Can you imagine trying to run faster than a horse? Tasuku Hatanaka doesn’t have to imagine it because he’s done it himself! The actor, who provides voices for characters in several popular Japanese series, took on the challenge during a guest appearance on a TV show. The 28-year-old is apparently in good shape, having played basketball in high school and had a good track record for previous 50m dashes. Though, to be fair, the retired racehorse (named Oolong) was given a 15-second handicap for this particular race. Hatanaka won a little less than $4,000 for his impressive feat, and now has bragging rights for his speedy accomplishment.
Aug 30: “A tomato spill makes a major California highway a marinara mess” (reported by NPR)
It sounds like something out of the book “Cloudy with a Chance of Meatballs.” California drivers commuting between San Francisco and Sacramento were treated to a mess of mashed tomatoes after a truck hauling a load of them hit a center divider on the interstate. Several lanes were shut down while crews cleaned up the so-called “saucy surprise.” Too bad a truck hauling pizza dough, mozzarella cheese, and/or pepperonis didn’t conveniently wreck in the same area.
Oct 6: “Man charged with smuggling pythons in his pants at US border” (reported by Associated Press)
That headline sounds like it could be misinterpreted, so let me start off with clarifying that the man in question was literally hiding three Burmese pythons in his pants.
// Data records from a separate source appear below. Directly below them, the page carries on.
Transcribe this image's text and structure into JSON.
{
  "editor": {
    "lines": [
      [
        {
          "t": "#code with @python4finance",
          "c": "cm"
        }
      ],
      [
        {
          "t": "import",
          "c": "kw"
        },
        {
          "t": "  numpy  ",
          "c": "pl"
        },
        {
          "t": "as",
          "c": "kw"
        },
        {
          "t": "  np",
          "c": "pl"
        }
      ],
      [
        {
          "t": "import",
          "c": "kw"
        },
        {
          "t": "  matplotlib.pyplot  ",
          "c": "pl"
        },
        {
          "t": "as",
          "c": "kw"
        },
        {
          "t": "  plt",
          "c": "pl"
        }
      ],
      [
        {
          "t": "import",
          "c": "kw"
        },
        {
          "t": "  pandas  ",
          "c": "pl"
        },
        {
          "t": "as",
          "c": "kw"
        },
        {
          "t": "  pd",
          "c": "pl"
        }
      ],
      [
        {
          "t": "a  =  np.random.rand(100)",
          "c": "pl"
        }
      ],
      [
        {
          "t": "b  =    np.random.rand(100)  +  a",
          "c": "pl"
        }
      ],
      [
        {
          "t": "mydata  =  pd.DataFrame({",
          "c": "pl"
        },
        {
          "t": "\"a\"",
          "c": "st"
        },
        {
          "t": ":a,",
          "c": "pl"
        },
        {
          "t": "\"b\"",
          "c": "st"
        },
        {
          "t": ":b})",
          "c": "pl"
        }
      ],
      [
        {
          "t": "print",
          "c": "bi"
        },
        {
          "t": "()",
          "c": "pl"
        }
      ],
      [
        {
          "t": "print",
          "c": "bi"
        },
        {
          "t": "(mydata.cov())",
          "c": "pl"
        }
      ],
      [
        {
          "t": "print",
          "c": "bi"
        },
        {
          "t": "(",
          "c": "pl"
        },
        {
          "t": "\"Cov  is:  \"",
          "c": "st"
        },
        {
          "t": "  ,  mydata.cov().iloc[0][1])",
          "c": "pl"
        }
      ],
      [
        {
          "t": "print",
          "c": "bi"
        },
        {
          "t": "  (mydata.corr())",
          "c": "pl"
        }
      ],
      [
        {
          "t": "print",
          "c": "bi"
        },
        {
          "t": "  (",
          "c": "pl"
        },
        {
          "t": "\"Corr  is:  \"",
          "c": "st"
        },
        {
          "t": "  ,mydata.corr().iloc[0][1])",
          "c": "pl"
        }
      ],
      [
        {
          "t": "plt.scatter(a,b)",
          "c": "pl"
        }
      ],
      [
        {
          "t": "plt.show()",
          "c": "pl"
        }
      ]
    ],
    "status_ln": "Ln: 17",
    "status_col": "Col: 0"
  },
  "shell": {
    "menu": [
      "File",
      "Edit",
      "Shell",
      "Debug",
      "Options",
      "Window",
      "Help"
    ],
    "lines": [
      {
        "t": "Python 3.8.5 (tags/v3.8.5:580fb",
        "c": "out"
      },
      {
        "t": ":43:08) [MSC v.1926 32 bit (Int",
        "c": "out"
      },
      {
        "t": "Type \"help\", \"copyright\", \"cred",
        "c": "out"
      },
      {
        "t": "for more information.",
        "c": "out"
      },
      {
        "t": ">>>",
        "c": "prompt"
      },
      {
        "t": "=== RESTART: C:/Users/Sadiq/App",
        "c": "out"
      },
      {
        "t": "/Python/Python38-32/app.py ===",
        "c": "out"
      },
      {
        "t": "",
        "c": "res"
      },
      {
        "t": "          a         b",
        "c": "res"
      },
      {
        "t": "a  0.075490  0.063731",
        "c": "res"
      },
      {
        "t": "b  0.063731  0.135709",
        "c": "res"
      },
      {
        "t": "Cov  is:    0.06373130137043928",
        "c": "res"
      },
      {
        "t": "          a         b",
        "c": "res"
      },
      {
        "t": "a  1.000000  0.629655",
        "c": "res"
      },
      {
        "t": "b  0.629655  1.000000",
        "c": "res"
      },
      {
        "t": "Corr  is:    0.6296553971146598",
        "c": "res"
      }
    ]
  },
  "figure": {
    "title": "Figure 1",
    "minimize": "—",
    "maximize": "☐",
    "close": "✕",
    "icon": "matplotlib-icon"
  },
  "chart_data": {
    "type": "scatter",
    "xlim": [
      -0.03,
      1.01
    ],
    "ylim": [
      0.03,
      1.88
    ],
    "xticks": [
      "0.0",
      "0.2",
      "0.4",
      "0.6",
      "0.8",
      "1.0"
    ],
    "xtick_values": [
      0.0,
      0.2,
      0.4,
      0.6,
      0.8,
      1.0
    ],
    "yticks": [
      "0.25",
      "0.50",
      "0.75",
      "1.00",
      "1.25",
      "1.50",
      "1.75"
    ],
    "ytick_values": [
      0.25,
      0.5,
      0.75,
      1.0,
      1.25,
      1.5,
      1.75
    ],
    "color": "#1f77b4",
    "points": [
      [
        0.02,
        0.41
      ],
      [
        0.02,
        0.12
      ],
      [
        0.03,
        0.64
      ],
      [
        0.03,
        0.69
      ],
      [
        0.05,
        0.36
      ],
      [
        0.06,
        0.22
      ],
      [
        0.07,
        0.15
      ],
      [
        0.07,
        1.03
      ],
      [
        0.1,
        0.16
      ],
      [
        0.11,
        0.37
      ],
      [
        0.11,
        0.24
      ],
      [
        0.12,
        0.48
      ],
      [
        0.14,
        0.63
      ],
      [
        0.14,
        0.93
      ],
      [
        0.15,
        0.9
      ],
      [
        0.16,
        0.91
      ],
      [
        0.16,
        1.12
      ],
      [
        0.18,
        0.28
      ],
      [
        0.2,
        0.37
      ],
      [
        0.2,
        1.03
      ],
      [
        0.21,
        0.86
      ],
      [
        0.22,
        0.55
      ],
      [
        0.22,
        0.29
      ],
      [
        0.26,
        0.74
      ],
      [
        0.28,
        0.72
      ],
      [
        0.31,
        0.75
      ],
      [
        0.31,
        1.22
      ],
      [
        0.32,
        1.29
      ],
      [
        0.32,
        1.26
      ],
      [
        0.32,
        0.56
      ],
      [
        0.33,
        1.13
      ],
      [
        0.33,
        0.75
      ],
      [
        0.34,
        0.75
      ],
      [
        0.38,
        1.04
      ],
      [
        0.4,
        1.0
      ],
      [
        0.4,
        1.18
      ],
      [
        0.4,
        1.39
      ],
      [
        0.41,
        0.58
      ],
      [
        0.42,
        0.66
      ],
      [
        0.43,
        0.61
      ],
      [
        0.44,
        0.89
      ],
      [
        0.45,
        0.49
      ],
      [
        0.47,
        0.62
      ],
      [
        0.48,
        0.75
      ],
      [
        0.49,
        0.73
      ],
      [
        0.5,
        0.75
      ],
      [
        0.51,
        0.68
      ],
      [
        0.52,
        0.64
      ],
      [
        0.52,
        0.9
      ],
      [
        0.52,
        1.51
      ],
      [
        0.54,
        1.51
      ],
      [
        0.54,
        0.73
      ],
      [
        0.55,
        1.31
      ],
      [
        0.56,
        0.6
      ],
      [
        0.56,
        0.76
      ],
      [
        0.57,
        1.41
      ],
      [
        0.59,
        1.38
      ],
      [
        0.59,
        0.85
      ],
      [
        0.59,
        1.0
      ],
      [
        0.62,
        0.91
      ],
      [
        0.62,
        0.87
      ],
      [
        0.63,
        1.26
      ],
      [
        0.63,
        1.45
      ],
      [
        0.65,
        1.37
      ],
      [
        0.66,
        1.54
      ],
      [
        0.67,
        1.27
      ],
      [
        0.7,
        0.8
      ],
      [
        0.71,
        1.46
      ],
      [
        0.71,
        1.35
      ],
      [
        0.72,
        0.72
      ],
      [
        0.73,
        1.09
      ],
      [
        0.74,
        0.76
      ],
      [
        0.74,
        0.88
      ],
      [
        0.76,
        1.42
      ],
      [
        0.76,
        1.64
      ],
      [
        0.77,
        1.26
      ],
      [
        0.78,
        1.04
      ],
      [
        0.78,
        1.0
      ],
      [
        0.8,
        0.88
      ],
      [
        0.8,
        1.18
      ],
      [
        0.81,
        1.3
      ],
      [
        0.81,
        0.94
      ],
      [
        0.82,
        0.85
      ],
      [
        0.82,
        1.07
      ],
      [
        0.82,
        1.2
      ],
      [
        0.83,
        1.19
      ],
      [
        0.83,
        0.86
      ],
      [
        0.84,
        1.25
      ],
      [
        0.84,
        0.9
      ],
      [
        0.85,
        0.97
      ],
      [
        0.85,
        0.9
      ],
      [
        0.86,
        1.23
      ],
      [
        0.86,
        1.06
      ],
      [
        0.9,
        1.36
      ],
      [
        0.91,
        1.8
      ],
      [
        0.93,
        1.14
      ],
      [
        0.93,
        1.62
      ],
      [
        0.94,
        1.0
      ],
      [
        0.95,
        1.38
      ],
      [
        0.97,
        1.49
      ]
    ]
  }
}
The article doesn’t explain how the guy was able to wrangle three different snakes into his clothing or how big his smuggling pants were. (I, for the record, am imagining a pair of those roomy-looking Hammer pants made popular by MC Hammer.) Importing Burmese pythons is highly regulated because they’re dangerous to people and invasive to the US, but the man charged with the crime apparently thought it was a good idea to stick the snakes in his pants and then board a bus from Canada to New York. This article left me with more questions than answers, and also a new nightmare: unknowingly taking a bus seat beside a man with snake-infested pants. Crazy!
Nov 6: “The National Park Service wants humans to stop licking this toad” (reported by NPR)
This sounds like the kind of thing you’d have to scold young kids for who don’t know better. I, personally, have no desire to go around licking things in the woods, let alone strange wildlife. But apparently the National Park Service is worried enough that they added a request in a Facebook post to “please refrain from licking” anything you come across in a national park. Including, apparently, the Sonoran desert toad (also known as the Colorado river toad). The article didn’t specify how many people may or may not have been licking toads on their visits to enjoy nature’s beauty, but it did explain that this particular frog secretes a powerful hallucinogenic. Basically, if you want to get high, maybe find a better means for it. Sonoran desert frogs aren’t FDA-approved, and they probably would appreciate people leaving them alone!
These stories are just a small sampling of everything that happened in 2022. Cheers to more head-scratching headlines in 2023!
Holly Taylor is a Staff Writer for Roanoke-Chowan Publications. Contact her at firstname.lastname@example.org or 252-332-7206.